Healthcare Rationing Based On Futility : Why Not A Slow Code?
Slow Code is the use of minimal medical intervention in cases that are considered futile: some resuscitative measures are used, so long as they are non-aggressive. Minimal or slow-to-respond staff is also considered slow code. This means that medical personnel would respond slowly to an individual in need of CPR, administering shallow chest compressions and omitting the use of a defibrillator. There is a hustle and bustle surrounding the patient; buttons are pushed and medical personnel go through the motions of saving the patient. This is all part of the act but not the action of resuscitation.
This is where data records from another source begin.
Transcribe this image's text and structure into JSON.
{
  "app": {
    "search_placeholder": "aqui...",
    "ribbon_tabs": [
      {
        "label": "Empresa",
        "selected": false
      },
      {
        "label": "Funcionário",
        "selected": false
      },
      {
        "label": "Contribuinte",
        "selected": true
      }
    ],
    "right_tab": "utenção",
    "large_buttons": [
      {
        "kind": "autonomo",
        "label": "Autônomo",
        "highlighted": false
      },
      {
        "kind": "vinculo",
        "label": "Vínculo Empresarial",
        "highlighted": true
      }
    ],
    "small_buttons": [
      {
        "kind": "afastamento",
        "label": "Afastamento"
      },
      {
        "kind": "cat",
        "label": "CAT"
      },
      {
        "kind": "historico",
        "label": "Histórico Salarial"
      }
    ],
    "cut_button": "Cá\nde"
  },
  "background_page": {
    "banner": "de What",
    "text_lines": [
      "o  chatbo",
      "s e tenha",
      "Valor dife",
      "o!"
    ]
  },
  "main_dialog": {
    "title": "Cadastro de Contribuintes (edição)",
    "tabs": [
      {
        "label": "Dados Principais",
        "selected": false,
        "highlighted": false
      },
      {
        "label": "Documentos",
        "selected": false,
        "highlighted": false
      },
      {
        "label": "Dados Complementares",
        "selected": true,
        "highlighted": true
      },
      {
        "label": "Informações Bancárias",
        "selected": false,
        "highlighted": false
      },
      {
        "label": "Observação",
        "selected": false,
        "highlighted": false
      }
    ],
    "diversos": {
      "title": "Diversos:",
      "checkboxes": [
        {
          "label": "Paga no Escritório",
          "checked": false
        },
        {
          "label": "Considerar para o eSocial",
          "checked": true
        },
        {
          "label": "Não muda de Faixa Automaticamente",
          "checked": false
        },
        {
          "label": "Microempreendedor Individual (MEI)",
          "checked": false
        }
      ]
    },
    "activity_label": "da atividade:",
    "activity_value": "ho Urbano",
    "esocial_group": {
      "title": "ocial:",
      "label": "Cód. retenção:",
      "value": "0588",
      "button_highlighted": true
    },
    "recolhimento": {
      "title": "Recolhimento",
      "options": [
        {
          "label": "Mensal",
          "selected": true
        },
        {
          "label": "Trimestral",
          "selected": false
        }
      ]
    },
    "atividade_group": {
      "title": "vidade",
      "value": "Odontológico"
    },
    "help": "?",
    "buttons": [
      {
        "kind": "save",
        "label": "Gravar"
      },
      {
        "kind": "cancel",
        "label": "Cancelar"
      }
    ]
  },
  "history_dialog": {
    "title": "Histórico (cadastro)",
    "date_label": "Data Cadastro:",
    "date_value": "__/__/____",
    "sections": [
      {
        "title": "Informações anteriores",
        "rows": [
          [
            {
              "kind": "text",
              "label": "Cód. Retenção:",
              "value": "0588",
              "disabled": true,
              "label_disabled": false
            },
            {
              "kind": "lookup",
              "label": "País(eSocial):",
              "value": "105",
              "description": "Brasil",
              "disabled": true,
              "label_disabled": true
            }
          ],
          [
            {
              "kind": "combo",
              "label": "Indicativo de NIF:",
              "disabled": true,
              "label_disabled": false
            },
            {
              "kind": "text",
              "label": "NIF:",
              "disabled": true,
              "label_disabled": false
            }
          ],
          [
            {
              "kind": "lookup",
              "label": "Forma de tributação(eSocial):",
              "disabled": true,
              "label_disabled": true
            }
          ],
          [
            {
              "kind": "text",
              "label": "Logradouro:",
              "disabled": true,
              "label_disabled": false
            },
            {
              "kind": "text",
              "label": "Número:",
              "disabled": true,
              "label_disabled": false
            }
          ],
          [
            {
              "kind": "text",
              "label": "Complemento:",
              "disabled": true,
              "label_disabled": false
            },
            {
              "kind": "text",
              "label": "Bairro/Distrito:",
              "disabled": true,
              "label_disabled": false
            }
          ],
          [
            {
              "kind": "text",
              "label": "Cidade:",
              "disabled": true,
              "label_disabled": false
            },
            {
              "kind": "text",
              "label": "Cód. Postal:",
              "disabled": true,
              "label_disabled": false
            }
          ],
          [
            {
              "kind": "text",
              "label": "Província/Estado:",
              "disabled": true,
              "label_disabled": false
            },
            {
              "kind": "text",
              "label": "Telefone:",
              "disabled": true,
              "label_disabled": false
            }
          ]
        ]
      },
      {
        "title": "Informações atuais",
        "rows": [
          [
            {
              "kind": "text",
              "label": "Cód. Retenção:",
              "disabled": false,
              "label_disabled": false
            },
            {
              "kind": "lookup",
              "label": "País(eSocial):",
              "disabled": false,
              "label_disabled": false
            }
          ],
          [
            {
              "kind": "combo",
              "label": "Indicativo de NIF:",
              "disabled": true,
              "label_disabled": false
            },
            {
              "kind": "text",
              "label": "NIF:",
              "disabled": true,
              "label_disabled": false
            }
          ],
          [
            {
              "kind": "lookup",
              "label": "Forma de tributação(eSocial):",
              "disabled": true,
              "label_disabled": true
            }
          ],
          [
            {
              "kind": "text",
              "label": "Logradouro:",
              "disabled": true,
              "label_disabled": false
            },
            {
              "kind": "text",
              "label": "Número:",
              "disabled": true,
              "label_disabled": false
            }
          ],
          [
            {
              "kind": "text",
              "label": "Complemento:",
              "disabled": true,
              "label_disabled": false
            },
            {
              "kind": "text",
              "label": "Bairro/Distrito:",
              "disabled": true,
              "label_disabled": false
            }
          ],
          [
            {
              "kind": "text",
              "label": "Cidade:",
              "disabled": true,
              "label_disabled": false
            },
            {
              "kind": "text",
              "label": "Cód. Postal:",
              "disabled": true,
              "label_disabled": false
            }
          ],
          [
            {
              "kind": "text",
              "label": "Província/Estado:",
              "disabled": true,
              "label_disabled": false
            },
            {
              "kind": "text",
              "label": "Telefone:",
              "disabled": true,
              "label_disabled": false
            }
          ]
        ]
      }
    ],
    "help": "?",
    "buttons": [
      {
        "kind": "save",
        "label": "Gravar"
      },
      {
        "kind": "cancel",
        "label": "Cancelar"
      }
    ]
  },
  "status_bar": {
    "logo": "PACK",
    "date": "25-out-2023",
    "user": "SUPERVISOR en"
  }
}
In this case study, a newborn’s abnormalities are considered severe and life threatening. Despite the current use of extreme medical intervention, the physician determines that patient will most likely never leave the UCI. The parents insist that all measures be taken to preserve the life of their infant, even though they have been informed of the prognosis. After further examination, the physician determines that all medical interventions are futile. The parents insist a second time that all measures be taken to save their baby. The doctor decides to initiate the slow code, considering the emotional needs of the parent along with what is realistically best for the patient.
This form of healthcare rationing based on futility as determined by attending physicians is placed under scrutiny for many reasons. Many…